Minimizing Waste in Demoltion

3 min read Any remodeling project is inherently more or less wasteful. “Out with the old and in with the new” means that something is being tossed and new resources are being consumed. Here are the steps I took to keep limit the landfill content produced by my basement demolition.

From an ethical standpoint, I think remodeling is better than building new and even remodeling should always be justified by improving utility and energy efficiency to offset that waste.  From a design point of view, the new work should be not only more aesthetically pleasing but more multi-functional – future proofed as much as possible.

I apply these ideas to all the design work I do, and I’ve been trying to use the same principles during my physical remodeling here.
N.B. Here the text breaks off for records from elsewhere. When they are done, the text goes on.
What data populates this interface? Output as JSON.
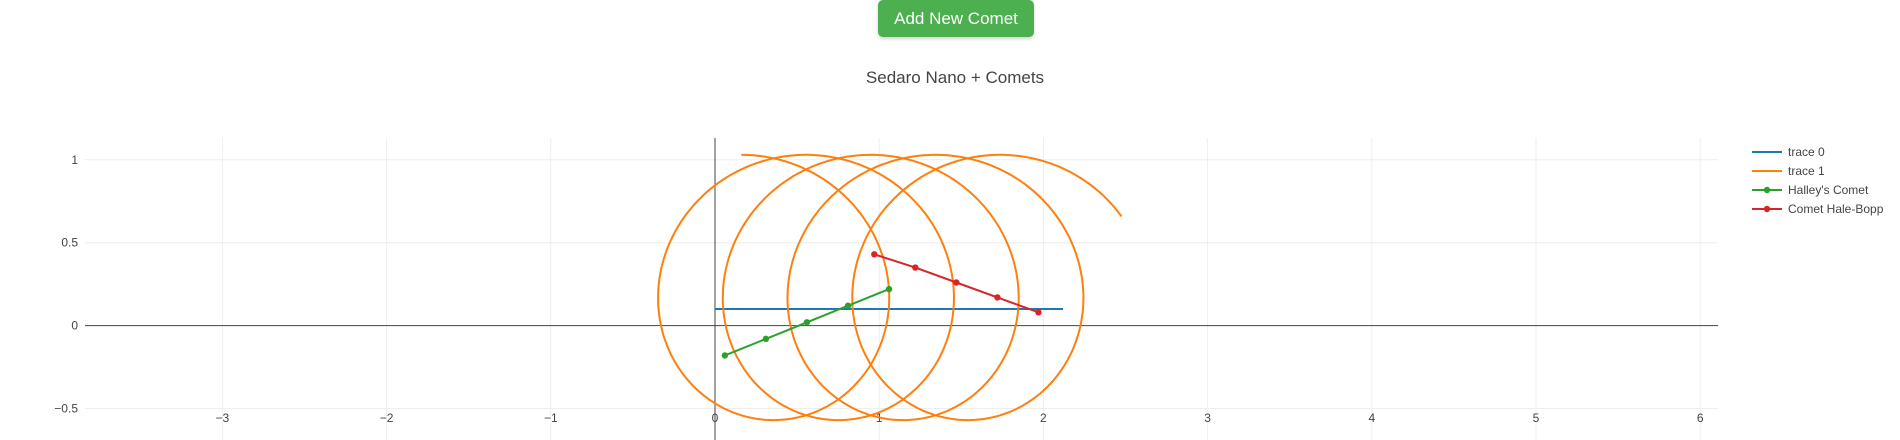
{
  "toolbar": {
    "add_comet_label": "Add New Comet"
  },
  "chart_data": {
    "type": "line",
    "title": "Sedaro Nano + Comets",
    "xlim": [
      -3.5,
      6.1
    ],
    "ylim": [
      -0.5,
      1.1
    ],
    "xticks": [
      -3,
      -2,
      -1,
      0,
      1,
      2,
      3,
      4,
      5,
      6
    ],
    "yticks": [
      -0.5,
      0,
      0.5,
      1
    ],
    "xtick_labels": [
      "−3",
      "−2",
      "−1",
      "0",
      "1",
      "2",
      "3",
      "4",
      "5",
      "6"
    ],
    "ytick_labels": [
      "−0.5",
      "0",
      "0.5",
      "1"
    ],
    "grid": true,
    "legend_position": "top-right",
    "series": [
      {
        "name": "trace 0",
        "color": "#1f77b4",
        "mode": "lines",
        "x": [
          0,
          2.12
        ],
        "y": [
          0.1,
          0.1
        ]
      },
      {
        "name": "trace 1",
        "color": "#ff7f0e",
        "mode": "lines",
        "orbit": {
          "radius": 0.8,
          "center_start": [
            0.16,
            0.23
          ],
          "center_end": [
            1.8,
            0.23
          ],
          "start_angle_deg": 0,
          "turns": 4.16
        }
      },
      {
        "name": "Halley's Comet",
        "color": "#2ca02c",
        "mode": "lines+markers",
        "x": [
          0.06,
          0.31,
          0.56,
          0.81,
          1.06
        ],
        "y": [
          -0.18,
          -0.08,
          0.02,
          0.12,
          0.22
        ]
      },
      {
        "name": "Comet Hale-Bopp",
        "color": "#d62728",
        "mode": "lines+markers",
        "x": [
          0.97,
          1.22,
          1.47,
          1.72,
          1.97
        ],
        "y": [
          0.43,
          0.35,
          0.26,
          0.17,
          0.08
        ]
      }
    ]
  }
}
Continue reading “Minimizing Waste in Demoltion”

Basement: the Midwestern Ranch House’s Secret Weapon

3 min read A basement is the secret weapon of the midwestern ranch house.

(This is one clear advantage we have over all those cool, glassy California Pinterest ranches.

Upper midwestern basements secretly expand square footage, storage and differentiation of spaces all without bulking up the house to the street or eating up the building site.

Sure, basements CAN be your extraneous junk space.  They CAN be your quick and dirty work out or project space.  But they they COULD be the inner sanctum – the most private and cosy spot in the house, insulated from temperature, sound and other people’s view.   The secret of an effective basement is not to treat it like part of your home, not a second class space. Continue reading “Basement: the Midwestern Ranch House’s Secret Weapon”

Progress: Basement Demolition and Discoveries

4 min read After a long winter of being distracted by design work and other projects, I got back to the fun of tearing apart the house again a few weeks ago.

[Actually I began some exploratory demolition by pulling down a few ceiling tiles at the end of January, only to be delayed by a the sudden memory that the building inspector hadn’t NOT said that the ugly acoustic tile ceiling could contain asbestos.  I decided to play it safe and took a sample over to the Wisconsin State Lab of Hygiene for testing to confirm that it was safe.  Thirty eight bucks and three weeks later I got the all clear and was ready to head back down the basement stairs.] Continue reading “Progress: Basement Demolition and Discoveries”